Margot's brilliant little sister. That's who Anne Hathaway as Kym could be. Noah Baumbach's "Margot at the Wedding" may have been one of the more roundly detested films of the past few years (people were so blinded by its characters' self-absorption that they couldn't see how exquisitely the film told us about them), but Nicole Kidman, as Margot, may have just found a little sister in movies that people will love.
Kym is played brilliantly by Hathaway in Jonathan Demme's "Rachel Getting Married." And thereby hangs not just one tale but a few.
Kym is a junkie briefly let out of rehab to go to her sister Rachel's wedding at their wealthy father's house in Connecticut. And while frosty Margot's presence messed up her sister's wedding quite royally, Kym's presence puts her family into wild-dysfunction mode and opens up every wound in every family member's psyche to bleed copiously.
Do not -- under penalty of soul death -- call this a "chick flick." And thereby hang some of those tales I've been telling you about.

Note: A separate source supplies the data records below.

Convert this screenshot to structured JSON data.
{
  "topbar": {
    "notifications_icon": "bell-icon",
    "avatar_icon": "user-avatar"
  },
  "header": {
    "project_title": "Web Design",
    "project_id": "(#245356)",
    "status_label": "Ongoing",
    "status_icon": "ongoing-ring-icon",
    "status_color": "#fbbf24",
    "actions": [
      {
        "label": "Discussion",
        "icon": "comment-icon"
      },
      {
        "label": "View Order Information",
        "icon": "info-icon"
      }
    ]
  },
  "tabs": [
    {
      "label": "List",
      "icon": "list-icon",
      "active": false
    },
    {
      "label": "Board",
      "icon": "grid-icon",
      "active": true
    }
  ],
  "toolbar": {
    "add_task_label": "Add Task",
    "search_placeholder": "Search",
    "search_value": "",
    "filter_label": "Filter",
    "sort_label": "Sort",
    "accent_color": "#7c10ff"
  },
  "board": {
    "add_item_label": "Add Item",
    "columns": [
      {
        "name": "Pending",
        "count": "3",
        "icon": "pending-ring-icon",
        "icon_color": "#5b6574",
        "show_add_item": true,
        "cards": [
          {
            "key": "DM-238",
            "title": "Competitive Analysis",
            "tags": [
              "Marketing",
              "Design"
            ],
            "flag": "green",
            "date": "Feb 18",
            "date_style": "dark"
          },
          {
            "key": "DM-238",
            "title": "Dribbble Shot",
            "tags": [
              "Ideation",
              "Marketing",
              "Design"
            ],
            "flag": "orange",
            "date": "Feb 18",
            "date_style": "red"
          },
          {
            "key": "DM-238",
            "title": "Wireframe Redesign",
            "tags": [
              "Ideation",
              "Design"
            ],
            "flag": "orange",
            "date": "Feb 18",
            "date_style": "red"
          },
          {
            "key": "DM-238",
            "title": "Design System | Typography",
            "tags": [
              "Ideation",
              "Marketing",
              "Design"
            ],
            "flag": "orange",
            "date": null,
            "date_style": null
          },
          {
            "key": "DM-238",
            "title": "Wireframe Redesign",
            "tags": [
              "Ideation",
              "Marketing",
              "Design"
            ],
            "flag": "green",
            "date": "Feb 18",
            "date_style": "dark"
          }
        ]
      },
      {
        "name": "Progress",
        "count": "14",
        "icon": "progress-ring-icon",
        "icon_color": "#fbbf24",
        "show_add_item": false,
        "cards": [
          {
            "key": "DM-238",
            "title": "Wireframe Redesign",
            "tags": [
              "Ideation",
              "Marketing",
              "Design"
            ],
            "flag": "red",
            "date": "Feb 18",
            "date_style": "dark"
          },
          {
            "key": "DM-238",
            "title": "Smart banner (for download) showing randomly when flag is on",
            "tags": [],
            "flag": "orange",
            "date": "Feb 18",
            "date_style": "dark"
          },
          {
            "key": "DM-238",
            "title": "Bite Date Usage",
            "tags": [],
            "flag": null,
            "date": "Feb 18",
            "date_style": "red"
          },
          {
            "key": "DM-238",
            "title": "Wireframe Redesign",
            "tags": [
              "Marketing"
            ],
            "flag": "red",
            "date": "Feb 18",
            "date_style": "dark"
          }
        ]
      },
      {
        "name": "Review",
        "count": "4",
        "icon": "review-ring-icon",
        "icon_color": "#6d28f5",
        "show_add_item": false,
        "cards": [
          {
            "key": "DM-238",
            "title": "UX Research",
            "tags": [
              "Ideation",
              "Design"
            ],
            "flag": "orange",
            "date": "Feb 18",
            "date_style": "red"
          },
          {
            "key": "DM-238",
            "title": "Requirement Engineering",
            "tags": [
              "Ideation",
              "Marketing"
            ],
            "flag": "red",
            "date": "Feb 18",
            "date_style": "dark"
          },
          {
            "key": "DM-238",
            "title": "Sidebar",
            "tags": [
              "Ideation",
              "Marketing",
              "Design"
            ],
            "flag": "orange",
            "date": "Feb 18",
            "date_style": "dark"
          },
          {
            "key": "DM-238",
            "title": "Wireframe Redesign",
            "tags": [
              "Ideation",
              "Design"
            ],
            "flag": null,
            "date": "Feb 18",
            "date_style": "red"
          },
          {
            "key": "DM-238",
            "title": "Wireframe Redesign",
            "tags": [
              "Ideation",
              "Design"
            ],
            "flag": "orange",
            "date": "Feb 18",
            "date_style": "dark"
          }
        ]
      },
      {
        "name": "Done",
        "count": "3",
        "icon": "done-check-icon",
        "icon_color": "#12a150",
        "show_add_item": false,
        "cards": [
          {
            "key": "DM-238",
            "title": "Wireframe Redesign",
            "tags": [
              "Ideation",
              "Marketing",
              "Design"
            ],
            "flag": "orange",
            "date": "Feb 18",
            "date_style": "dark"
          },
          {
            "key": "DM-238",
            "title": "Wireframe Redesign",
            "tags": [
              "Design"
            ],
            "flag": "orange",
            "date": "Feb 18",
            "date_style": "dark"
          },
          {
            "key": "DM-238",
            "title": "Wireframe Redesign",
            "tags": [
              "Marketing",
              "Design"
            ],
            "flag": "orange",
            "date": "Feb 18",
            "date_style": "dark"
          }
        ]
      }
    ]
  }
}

Try these:
1. It is, absolutely, Anne Hathaway's arrival as a major American film actress. She's stunning in the film. And, wouldn't you know it, so bad is her luck that at what should be the apex of her young acting life, her ex-boyfriend was busted by the Feds, thereby stealing a great life story right out of her resume and plunking her smack into tabloid hell.
2. It is, just as importantly, among the finest films directed by Jonathan Demme in a distinguished career. He's been one of the great American filmmakers for more than three decades ("The Silence of the Lambs," "Melvin and Howard") and a man who never does the same thing twice. But he lost his way badly in the last 15 years, making the Oprah-tific but dreadful adaptation of Toni Morrison's "Beloved" and two of the most wrong-headed movies of the past few years: remakes, get this, of "Charade" and "The Manchurian Candidate," two of the most stylish and inimitable masterpieces in American movies.
The Toronto Film Festival press screening was packed for "Rachel Getting Married," and well it should have been. Demme gives the whole thing a kind of raw, improvised hand-held camera feel that makes it all the more devastating when it wants to be -- and joyful and intimate when that's what it wants to be.
You'll be hearing a lot about this movie before it opens in October.
So get used to it now.
Just don't call it a "chick flick," no matter how much women are certain to love it. It's a "human being" movie. And they really are the best kind, if you ask me.